Retail Auto Leasing Drops Due to Zero-Percent Interest Financing
The number of people leasing vehicles from automakers has declined dramatically over the last four years, a byproduct of zero percent financing and cash incentives to get people to buy new cars, according to an article in the Detroit News.
According to a study of state motor vehicle registrations nationwide by R.L. Polk Co., an automotive consulting firm in Southfield, Mich., about 5.2 percent of new American-made vehicles were leased in Sept. 2003, the latest month for which data is available, down from 21.8 percent in September 1999.
"One of the most fundamental reasons (for the decline) is zero percent financing," Lonnie Miller, director of solutions at Polk, told The Detroit News.
Asian automakers, which include Japan’s Toyota Motor Corp. and Honda Motor Co., also have experienced major declines in leasing, from 21.1 percent of all buyers in 1999 to 9.5 percent in 2003.
The fall-off in leasing has been less dramatic for European brands, including luxury automakers such as Land Rover, Jaguar, Volvo, and Mercedes.

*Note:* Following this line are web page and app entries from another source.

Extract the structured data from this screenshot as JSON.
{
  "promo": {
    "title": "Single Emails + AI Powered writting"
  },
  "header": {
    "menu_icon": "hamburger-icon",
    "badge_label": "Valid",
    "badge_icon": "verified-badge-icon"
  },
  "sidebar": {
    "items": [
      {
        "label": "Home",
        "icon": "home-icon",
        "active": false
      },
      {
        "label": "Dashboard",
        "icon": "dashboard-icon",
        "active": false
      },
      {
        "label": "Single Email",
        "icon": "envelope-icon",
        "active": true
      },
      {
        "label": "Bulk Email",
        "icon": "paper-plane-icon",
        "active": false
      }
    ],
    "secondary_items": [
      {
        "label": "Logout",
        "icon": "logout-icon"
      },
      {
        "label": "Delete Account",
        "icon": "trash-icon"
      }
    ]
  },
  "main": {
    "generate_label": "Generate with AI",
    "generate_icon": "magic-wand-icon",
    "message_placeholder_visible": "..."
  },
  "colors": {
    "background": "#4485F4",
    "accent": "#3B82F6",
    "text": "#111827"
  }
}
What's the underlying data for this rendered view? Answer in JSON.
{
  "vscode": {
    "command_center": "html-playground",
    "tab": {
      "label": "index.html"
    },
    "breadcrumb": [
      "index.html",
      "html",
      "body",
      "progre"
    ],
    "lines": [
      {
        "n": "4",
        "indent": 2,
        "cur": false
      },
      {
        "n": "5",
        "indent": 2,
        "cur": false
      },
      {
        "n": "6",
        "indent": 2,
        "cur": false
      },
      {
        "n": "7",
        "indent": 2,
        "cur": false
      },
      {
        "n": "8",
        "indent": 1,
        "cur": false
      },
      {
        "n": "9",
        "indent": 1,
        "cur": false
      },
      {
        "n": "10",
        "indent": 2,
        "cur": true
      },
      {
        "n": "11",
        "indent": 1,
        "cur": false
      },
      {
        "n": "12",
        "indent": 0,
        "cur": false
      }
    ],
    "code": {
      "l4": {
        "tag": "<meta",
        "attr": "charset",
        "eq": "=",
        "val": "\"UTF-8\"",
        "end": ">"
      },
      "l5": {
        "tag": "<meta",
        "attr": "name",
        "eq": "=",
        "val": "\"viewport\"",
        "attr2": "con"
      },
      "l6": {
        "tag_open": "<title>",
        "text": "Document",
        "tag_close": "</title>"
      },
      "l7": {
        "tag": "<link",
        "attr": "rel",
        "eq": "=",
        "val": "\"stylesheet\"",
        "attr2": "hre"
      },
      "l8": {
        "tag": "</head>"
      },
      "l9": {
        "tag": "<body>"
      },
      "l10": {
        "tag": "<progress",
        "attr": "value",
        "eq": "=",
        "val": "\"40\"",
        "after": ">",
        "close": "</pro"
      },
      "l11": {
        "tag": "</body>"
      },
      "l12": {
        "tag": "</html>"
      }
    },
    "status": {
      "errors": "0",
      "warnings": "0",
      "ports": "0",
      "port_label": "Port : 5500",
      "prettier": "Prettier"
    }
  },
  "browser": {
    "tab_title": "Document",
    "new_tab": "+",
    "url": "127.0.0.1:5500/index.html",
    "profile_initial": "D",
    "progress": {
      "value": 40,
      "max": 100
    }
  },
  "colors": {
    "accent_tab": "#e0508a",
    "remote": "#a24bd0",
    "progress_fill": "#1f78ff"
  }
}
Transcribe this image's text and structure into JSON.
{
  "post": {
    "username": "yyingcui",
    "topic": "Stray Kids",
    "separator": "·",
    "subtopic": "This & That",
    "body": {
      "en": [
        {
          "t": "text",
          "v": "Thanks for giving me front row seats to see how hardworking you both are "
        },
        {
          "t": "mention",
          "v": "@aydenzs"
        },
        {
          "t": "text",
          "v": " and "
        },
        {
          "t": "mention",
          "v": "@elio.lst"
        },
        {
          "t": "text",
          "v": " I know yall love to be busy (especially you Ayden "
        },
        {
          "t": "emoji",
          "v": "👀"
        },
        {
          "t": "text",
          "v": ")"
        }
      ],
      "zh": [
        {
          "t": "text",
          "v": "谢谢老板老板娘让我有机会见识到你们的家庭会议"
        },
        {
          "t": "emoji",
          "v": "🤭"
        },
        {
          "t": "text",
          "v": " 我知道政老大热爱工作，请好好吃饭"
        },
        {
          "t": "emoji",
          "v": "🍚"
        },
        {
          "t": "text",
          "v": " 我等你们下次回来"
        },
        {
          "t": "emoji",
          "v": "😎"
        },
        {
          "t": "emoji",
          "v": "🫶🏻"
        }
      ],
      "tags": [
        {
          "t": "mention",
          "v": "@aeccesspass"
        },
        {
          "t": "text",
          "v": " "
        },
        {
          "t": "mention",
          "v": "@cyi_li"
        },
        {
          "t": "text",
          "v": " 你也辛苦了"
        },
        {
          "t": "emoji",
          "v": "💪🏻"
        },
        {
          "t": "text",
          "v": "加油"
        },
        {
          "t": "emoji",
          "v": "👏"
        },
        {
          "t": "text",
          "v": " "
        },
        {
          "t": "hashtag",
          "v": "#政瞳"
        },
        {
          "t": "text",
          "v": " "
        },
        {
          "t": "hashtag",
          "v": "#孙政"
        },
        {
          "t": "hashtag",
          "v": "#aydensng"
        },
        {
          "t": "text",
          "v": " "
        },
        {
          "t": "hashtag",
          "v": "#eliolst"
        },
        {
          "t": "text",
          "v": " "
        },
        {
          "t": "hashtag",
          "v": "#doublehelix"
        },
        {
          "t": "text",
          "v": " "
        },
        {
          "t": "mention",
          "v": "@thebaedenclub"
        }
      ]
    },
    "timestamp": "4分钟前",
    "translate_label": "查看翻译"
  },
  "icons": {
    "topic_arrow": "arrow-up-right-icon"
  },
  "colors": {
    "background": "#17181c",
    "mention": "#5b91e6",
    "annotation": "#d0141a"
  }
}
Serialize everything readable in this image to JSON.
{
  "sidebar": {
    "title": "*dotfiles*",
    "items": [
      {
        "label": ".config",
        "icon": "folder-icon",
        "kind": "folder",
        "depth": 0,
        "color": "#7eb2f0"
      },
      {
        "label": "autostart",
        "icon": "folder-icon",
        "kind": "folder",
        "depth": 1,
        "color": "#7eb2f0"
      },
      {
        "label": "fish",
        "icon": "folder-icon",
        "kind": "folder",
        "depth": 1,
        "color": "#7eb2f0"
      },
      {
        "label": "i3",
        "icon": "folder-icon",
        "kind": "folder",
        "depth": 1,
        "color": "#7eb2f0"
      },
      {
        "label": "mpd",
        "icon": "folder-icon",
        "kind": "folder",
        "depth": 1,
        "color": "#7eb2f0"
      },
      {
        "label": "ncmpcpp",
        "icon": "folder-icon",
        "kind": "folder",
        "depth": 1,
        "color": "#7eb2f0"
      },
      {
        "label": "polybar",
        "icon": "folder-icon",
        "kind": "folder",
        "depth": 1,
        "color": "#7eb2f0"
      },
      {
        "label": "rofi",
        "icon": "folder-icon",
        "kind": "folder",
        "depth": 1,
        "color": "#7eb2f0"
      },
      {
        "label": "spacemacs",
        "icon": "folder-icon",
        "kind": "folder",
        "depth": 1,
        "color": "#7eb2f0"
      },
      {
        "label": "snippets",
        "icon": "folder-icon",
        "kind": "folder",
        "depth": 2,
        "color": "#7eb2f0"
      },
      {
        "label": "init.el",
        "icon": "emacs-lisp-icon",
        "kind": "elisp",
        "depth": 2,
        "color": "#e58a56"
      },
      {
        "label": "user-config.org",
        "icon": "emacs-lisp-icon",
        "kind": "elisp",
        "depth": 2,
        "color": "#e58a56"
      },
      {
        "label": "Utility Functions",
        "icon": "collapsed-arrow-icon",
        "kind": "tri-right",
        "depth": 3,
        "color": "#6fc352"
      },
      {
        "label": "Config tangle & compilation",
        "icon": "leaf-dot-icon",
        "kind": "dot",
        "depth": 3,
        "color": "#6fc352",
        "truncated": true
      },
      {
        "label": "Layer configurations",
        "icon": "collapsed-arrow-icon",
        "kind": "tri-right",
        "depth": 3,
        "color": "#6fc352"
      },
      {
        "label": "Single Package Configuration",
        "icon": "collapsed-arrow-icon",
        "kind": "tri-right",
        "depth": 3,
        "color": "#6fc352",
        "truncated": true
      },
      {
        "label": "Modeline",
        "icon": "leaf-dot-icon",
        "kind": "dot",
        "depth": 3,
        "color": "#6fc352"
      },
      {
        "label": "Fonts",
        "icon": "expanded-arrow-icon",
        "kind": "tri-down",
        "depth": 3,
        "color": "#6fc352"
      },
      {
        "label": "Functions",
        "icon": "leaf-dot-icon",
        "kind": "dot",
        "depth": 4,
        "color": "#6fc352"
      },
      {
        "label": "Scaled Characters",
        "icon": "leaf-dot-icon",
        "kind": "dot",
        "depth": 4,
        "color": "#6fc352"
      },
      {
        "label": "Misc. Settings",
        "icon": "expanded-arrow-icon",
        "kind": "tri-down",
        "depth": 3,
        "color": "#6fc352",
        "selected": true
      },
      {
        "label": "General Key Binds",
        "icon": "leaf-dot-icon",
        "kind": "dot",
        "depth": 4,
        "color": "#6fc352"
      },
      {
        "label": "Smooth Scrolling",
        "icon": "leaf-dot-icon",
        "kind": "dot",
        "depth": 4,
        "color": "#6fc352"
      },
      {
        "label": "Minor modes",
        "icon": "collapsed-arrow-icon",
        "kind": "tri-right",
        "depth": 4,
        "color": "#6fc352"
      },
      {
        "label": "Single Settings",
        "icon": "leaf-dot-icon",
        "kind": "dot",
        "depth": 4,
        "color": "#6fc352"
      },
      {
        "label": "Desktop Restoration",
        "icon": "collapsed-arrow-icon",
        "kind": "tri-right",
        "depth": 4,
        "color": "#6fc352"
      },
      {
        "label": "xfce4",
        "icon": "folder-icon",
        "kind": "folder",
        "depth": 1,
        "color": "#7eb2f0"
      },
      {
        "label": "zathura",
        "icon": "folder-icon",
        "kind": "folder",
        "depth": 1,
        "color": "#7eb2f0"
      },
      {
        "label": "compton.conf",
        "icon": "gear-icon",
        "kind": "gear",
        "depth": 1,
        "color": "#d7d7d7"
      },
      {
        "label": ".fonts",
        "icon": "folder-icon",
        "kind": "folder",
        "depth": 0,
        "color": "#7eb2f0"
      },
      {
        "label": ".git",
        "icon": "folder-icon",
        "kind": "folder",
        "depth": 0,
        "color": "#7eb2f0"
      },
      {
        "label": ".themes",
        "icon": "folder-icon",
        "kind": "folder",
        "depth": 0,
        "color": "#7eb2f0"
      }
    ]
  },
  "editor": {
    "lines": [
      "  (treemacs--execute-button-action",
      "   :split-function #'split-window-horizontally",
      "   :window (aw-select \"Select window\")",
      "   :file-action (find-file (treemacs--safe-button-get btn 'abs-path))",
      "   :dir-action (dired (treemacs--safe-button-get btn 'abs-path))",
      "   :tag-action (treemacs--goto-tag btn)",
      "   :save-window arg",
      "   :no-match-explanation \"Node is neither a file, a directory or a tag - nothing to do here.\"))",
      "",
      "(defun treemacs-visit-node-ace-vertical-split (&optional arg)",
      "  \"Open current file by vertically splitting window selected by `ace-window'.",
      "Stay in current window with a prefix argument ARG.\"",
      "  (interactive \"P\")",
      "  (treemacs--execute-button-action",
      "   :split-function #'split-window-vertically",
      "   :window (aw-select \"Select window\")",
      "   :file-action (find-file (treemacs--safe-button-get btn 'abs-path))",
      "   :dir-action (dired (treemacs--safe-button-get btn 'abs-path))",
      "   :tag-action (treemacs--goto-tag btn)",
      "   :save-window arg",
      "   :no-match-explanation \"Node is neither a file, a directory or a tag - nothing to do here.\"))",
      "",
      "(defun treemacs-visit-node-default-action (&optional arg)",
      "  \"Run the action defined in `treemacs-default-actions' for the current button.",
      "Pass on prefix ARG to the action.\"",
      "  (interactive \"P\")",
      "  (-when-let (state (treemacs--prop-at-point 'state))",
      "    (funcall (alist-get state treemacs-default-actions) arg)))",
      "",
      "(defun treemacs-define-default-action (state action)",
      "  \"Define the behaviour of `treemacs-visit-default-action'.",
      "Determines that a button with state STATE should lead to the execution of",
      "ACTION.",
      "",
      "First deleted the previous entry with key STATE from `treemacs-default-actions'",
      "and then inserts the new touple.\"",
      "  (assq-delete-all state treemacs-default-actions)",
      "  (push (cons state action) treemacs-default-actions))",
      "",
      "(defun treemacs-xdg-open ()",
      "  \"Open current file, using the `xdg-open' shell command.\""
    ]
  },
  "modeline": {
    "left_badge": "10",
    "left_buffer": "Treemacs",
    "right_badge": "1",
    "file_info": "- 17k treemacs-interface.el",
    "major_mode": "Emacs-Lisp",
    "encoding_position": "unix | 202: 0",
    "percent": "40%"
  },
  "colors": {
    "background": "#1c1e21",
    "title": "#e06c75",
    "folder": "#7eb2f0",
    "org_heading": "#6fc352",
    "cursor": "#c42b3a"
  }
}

Leases accounted for 34.1 percent of European brand sales in September 2003, compared with 37.9 percent in the same month in 1999.